A great many factors play a part when it comes to choosing a specific system. In this area, preserving the building’s structure is crucial. With modular construction, the designers have to tackle new problems connected with relocating the segments in relation to one another. Another vital matter is the right damp proofing, which ensures that the modules and the joins between them are fully watertight. Guaranteeing the proper thermal and acoustic conditions is also an essential matter. When we’re working on a building in North America, we quite often have to bear in mind particulars like seismic risk and the threat of hurricanes. ALUPROF’s architectural systems are very well suited to those requirements. For the Bowery Hotel, we took our MB-SR50N façade system as a starting point and created a bespoke mullion and transom system. The structures that were used were designed on the basis of that.
A new example of a development in a similar location is the 6th Avenue Hotel in New York. The modules have been produced and on-site installation is planned for the second half of 2020. For this building, the MB-SR50N mullion and transom façade system by ALUPROF has been used and the windows are based on the company’s MB-70 system.
For offices and homes
ALUPROF’s experts continually propose new solutions to companies in the property sector in Poland and internationally. One of the ways that this has borne fruit is the company’s ongoing collaboration with developer Vastint Hospitality, which is building for Marriot International Inc.’s Moxy Hotels brand. For the buildings constructed using modular technology with wooden segments, ALUPROF has provided custom-designed solutions based on its MB-70 and MB-86 systems.
Rafał Majza remarks that:
The organisation in the factory of the Dutch module manufacturer is well worth noting.

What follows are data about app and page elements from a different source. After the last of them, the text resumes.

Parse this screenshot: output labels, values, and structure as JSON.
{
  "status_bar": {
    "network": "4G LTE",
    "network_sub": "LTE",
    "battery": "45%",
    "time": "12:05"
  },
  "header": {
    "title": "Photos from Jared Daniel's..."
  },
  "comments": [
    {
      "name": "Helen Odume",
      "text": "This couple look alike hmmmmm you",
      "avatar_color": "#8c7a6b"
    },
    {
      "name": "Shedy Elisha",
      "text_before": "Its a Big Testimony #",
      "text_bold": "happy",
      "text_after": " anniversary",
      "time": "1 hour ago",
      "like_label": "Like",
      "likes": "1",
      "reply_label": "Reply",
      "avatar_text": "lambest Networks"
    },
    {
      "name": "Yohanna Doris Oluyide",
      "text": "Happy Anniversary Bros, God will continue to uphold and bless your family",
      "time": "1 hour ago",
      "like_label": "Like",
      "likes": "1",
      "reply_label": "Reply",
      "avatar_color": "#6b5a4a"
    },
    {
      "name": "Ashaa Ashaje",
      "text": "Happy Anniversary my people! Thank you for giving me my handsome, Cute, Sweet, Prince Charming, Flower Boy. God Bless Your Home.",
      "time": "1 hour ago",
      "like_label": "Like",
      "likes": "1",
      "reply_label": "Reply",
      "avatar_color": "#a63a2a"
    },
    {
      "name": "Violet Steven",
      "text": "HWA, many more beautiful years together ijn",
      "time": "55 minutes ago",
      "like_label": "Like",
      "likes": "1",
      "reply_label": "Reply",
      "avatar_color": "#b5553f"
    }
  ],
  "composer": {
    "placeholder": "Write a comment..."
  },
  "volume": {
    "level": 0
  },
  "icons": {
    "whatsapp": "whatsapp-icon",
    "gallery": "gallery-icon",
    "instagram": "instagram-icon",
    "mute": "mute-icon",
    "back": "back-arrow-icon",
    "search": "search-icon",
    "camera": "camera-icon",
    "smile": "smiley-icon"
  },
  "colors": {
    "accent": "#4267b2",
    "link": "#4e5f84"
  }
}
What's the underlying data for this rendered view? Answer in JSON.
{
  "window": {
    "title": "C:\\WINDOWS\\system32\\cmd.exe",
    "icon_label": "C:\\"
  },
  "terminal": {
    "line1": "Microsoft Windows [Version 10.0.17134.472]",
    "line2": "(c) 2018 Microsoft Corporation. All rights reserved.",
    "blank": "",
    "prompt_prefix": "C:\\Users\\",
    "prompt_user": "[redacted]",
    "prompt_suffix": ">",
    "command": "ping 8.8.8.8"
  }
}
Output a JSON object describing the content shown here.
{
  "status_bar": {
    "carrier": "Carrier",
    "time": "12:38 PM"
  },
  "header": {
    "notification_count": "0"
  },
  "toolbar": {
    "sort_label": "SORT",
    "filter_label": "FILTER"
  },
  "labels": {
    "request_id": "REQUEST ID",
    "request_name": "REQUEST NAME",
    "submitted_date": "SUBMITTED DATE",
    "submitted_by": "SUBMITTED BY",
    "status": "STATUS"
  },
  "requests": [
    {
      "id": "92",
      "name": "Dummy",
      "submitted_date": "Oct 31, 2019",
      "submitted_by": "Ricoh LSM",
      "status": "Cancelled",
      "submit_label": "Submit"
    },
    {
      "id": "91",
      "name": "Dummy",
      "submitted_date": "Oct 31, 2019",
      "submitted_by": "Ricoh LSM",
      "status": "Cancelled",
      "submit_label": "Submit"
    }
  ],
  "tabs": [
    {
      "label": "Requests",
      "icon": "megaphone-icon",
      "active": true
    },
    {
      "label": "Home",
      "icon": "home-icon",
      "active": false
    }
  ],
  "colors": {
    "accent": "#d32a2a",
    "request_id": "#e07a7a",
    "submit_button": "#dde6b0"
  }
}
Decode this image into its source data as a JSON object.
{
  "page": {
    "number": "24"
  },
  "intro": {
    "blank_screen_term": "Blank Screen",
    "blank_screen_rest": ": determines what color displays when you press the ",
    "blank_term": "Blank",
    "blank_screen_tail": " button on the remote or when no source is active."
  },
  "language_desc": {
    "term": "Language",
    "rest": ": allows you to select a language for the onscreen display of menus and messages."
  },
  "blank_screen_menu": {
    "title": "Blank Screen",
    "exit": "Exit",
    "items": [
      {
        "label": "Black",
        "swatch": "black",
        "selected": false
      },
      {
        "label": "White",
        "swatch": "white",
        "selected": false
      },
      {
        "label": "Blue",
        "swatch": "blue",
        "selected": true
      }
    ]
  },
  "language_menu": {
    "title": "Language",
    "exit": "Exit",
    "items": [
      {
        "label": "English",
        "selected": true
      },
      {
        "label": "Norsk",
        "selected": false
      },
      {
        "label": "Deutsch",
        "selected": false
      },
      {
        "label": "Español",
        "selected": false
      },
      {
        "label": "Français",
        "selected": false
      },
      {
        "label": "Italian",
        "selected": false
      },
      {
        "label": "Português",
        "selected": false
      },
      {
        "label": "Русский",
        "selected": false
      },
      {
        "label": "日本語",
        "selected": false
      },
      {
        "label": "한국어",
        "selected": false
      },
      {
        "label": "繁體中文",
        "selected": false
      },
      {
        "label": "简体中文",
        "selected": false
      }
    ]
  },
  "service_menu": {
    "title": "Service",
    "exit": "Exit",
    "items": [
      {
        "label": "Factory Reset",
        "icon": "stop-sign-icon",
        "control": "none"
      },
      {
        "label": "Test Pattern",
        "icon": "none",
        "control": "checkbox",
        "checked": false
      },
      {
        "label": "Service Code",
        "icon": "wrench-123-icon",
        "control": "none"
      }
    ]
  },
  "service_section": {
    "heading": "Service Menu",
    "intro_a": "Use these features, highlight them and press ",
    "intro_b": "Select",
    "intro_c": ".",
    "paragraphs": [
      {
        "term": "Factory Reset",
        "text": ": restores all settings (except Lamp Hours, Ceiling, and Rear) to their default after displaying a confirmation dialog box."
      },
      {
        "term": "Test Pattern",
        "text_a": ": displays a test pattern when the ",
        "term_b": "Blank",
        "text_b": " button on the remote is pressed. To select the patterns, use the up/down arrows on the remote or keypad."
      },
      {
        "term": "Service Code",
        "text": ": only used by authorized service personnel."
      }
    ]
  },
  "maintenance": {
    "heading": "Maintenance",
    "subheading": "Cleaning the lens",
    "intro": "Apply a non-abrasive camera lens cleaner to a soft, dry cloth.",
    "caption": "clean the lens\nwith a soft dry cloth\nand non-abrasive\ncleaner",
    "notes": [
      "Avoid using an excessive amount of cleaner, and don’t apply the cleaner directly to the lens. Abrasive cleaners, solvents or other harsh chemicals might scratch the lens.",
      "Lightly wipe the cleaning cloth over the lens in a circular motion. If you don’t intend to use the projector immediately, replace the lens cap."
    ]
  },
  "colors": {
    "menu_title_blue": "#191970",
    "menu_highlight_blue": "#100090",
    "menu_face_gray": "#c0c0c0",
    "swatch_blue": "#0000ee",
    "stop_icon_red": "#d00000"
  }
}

It’s based on the automotive sector. Production is combined with the kind of technological process found in car factories, where individual modules are fitted with successive elements at separate, dedicated workstations. This is one of the factors that has an effect on optimising the production process, while the actual construction of buildings on the basis of prefabricated modules streamlines the installation work. It facilitates the reduction of the time that takes by as much as fifty per cent in comparison with buildings constructed the standard way. And that translates into real savings for the developer and a quicker return on their investment.
In collaboration with companies such as Ganther, ALUPROF has provided elements for those buildings in the form of mullion and transom façades from which the glazed entrance will be made.
In addition to the standard building types erected using modular technology, such as public buildings, hotels and large shops, the popularity enjoyed by single-family homes consisting of one segment or a number of segments joined together is steadily growing.